Does brushing your teeth really matter?
This may seem like a silly question, but bear with me…
I don’t wash my car every day. (In fact, it’s been looking a bit grimy these days, as I navigate all the leaves, pollen and mud of the season.) But once a month, I aim to drive through a carwash that brushes, soaps, scrubs, sprays and rinses, my car better than I could ever do at home.
And my car is quite happy with this arrangement. This monthly cleaning doesn’t impact its function in the least!
So, why can’t I do the same with my teeth? Why can’t I go to the dentist the recommended frequency of once every six months, and have them deep clean my teeth without having to do the boring, monotonous work of using a toothbrush twice (or more) a day?
You, of course, know the answer.
If you only went to the dentist, and didn’t care for your teeth at home, you would soon have a jar of teeth instead of a mouthful of teeth.
Your teeth need to be effective to do the work (dicing and chewing) that your digestion requires of them. But they don’t impact digestion alone! Teeth exist in an environment that benefits the rest of your body when properly cared for (something called the oral-systemic connection.)
This daily upkeep vs. periodic tune-up is a distinction that the author, speaker, and marketing culture expert Simon Sinek calls Intensity vs Consistency.
I love this distinction!
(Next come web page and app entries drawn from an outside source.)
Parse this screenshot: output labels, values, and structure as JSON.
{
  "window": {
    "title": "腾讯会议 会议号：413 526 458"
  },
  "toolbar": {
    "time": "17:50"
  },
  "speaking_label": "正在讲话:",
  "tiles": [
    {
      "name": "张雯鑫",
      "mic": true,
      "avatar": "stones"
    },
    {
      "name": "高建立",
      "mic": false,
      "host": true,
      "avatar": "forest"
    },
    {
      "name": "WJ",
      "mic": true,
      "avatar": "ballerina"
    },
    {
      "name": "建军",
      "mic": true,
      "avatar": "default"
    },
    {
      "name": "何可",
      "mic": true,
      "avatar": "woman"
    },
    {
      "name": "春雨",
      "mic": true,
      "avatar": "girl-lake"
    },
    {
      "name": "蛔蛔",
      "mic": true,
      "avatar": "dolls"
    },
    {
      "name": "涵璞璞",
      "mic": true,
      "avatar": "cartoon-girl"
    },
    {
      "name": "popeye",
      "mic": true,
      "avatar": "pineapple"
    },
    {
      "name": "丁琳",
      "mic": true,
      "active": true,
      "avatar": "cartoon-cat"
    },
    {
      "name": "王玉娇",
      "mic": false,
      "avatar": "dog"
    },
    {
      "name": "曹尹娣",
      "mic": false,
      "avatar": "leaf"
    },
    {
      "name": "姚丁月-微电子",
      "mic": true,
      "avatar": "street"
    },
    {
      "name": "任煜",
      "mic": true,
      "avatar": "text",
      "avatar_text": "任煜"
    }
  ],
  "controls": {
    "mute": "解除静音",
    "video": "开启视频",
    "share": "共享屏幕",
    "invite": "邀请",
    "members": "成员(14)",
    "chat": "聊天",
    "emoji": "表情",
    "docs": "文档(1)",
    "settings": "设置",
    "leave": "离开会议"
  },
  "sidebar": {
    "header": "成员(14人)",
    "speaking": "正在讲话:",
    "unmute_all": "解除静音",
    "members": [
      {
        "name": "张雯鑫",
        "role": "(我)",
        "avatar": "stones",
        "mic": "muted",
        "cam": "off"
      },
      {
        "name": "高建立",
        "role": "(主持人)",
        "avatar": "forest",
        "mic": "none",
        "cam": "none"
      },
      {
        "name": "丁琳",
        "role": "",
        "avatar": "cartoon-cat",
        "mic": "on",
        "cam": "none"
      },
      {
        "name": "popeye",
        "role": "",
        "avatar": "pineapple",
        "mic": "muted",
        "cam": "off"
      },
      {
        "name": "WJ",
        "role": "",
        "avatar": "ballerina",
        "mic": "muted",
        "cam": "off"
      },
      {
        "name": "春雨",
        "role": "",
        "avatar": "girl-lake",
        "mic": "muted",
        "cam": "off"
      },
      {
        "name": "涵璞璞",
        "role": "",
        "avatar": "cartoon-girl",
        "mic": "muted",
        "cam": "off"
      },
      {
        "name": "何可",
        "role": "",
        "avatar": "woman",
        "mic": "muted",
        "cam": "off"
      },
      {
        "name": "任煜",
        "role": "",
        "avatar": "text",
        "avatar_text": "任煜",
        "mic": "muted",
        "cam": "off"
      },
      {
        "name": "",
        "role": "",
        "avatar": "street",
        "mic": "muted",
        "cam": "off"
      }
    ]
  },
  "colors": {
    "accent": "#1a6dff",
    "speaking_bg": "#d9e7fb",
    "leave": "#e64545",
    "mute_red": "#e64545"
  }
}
And I think we should apply it to health and healthcare.
Intensity is the machine-powered car wash. It’s the deep cleaning at the dentist. It’s the tune-up.
As a culture, we love Intensity. Once and done!
Consistency, on the other hand, is daily brushing. It’s also sleep, exercise, relaxation, connection, and of course, diet. Consistency is tracking your trends and habits to see what’s working for you and what’s not. Consistency is identifying your non-negotiables and making those routines as practiced as, well, brushing your teeth!
Yet consistency isn’t always fun. It isn’t sexy. And it doesn’t appear to have any effect…at first.
You don’t get six-pack abs after one workout, and you don’t say goodbye to your irritable bowel disease after eliminating sugar for one day, or even one month (and oftentimes, eliminating one thing, like sugar, even if you do it completely, won’t have the desired effect all on its own, without any other changes.)
Consistency is the key to success in health and healing.
Consistency is actually one thing that can set you apart in the ever-growing and crowded field of practitioners who also work with diet and lifestyle modification in one way or another (even if not functionally.)
You’re the one (when you have the proper tools) who can deduce which changes need to be implemented with Consistency.
You’re the one who can find your client’s Inspiring Factor—their motivation, or as I’ve come to think of it, their “compass”—and effectively eliminate the need for compliance, creating intrinsic motivation to follow through on the recommendations made.
And you are the one who can provide the consistent support, guidance, and ever-changing recommendations as your client continues on her path towards wellness.
Consistency is one of your superpowers!
Functional nutritionist and educator Andrea Nakayama (FNLP, MSN, CNC, CNE, CHHC) is leading patients and practitioners around the world in a revolution to reclaim ownership over our own health. Her passion for food as personalized medicine was born from the loss of her young husband to a brain tumor in 2002. She’s now regularly consulted as the nutrition expert for the toughest clinical cases in the practices of many world-renowned doctors, and trains a thousand practitioners online each year in her methodologies at Functional Nutrition Lab. Learn more about Andrea here.